The subsequent military occupation of Kosovo by 16,000 NATO troops (who are still there) got some legal cover when Russia supported a Security Council resolution setting up KFOR, as the force is now known. But Moscow never envisaged Kosovo as an independent country — and to be fair, neither did the NATO countries at the start.
NATO’s brief air war against Serbia nine years ago was not really a calculated thing. It was a final, exasperated lashing out against the demonic Milosevic, who had been sponsoring bloody campaigns of ethnic cleansing against various non-Serbian peoples of former Yugoslavia for almost a decade.
But the big NATO countries that drove the policy (if you can call it that) had no clear idea what they would do with Kosovo afterwards. That left the field clear for the Kosovars themselves, who almost unanimously wanted independence from the hated Serbs.
The NATO powers were mindful of the need to protect the Serbian minority (about 5 percent of the population) that still remains in Kosovo, but basically they accepted the US and British position that the occupation could only be ended by granting Kosovo independence. If that means the partition of the sovereign nation of Serbia, so be it.
George W. Bush and Tony Blair didn’t much care about international law and the authority of the UN, or else they wouldn’t have invaded Iraq. It all seemed quite straightforward to them. But this policy did cause anxiety among NATO members like Cyprus and Spain, where the notion that aggrieved ethnic groups with a local majority can simply dismantle long-established states — and get international support for the enterprise — set off all the local alarm bells. It did the same in Russia, which has plenty of aggrieved minorities of its own.
Once the Kosovars had open Western support for full independence, they had no incentive whatever to make compromises with the Serbs, so two years of UN-backed negotiations on some halfway-house deal that would save Serbian face failed conclusively late last year. Russian opposition made a UN resolution authorising Kosovo’s independence impossible.
So the UN mission in Kosovo is being turned into an EU mission, and in a week or two Kosovo will unilaterally declare its independence (with promises of security for the Serb minority, of course). The big EU countries will all recognise Kosovo’s independence at once. The Serbs and the Russians can complain all they want, but they won’t do anything. And that’s the end of the story, apart from the collateral damage to international law and the West’s relationship with Moscow.
The Serbs and Russians probably won’t do anything. Tadic’s narrow re-election victory was helped along by EU promises of more aid for Serbia, visa-free travel in Europe for Serbian citizens, and the prospect of eventual EU membership, and he won’t resort to force. The Russians will be furious, but they have no means of stopping it. It’s a shabby, shady business, but at this point it may be the least bad solution to an insoluble problem.

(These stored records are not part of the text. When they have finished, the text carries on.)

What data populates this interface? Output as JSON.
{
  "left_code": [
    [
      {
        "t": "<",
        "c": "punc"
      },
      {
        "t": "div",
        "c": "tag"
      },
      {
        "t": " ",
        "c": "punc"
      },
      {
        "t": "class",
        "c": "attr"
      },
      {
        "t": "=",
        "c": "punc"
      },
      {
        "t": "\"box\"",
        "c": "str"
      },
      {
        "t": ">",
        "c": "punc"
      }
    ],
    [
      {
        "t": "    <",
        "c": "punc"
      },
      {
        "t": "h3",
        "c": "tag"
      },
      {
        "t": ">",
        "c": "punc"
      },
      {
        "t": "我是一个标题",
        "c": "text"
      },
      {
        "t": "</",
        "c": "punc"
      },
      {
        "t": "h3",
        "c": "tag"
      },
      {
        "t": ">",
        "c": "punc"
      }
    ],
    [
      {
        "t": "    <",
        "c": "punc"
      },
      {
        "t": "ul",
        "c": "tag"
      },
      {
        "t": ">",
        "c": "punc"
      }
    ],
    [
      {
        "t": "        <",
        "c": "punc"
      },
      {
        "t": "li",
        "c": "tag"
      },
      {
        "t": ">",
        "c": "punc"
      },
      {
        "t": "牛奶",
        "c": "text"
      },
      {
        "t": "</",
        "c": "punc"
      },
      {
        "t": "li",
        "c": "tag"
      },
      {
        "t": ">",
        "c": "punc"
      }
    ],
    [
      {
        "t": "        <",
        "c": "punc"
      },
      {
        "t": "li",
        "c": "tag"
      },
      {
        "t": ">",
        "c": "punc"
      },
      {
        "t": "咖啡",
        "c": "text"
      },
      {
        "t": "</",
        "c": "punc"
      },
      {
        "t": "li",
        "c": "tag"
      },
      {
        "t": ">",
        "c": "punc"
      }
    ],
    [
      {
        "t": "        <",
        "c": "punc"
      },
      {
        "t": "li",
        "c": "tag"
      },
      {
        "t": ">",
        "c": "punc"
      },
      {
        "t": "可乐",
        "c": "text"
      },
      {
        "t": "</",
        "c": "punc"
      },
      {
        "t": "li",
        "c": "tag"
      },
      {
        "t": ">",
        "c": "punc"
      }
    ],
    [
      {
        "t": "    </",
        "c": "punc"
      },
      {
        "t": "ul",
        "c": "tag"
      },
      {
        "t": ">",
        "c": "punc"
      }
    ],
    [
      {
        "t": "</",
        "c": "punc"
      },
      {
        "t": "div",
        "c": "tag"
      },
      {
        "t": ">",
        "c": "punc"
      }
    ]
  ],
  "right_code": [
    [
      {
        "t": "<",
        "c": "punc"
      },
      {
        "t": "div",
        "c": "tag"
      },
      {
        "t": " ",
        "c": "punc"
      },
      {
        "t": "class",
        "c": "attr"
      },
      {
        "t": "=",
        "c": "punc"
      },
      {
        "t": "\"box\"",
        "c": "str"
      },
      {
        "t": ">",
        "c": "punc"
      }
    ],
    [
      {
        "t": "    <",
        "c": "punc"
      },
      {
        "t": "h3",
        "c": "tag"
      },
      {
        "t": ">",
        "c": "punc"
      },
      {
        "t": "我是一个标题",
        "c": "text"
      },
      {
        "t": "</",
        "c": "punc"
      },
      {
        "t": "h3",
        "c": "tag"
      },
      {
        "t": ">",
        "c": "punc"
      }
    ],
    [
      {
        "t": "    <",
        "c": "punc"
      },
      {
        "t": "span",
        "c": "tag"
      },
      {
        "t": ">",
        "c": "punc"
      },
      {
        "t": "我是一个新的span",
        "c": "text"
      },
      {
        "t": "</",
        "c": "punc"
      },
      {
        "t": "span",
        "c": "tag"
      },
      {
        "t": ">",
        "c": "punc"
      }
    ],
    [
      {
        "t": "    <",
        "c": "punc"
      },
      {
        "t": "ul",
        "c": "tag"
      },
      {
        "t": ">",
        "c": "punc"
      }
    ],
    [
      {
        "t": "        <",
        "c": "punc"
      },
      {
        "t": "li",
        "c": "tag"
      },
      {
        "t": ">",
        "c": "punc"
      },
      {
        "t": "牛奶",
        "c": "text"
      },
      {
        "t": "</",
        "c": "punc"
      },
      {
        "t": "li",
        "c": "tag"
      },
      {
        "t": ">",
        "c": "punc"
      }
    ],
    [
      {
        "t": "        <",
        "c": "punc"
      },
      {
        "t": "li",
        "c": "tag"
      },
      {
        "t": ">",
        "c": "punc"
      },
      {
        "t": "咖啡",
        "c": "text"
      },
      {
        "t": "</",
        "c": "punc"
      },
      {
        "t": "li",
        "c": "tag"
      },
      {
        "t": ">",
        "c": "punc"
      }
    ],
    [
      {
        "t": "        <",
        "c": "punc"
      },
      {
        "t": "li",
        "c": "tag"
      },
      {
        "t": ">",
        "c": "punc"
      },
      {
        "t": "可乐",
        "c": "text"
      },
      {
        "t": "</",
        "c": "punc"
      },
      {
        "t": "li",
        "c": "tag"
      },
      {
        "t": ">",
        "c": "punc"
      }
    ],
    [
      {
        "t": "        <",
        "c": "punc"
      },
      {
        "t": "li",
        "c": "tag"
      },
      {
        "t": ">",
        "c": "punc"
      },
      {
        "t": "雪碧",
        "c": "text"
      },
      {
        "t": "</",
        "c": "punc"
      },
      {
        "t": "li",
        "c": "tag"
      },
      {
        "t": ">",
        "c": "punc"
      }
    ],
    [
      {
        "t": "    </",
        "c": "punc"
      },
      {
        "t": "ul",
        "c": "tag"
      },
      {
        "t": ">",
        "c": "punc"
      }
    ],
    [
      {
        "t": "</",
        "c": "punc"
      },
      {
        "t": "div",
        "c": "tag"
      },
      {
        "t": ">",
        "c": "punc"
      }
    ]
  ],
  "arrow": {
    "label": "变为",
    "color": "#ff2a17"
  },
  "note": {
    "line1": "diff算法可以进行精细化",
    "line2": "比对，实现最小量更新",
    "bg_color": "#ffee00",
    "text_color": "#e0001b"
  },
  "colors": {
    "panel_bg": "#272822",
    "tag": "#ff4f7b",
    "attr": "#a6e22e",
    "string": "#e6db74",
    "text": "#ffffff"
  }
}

To shorten to 725 words, omit paragraphs 6 and 9. (“NATO’s…decade”; and “George…own”)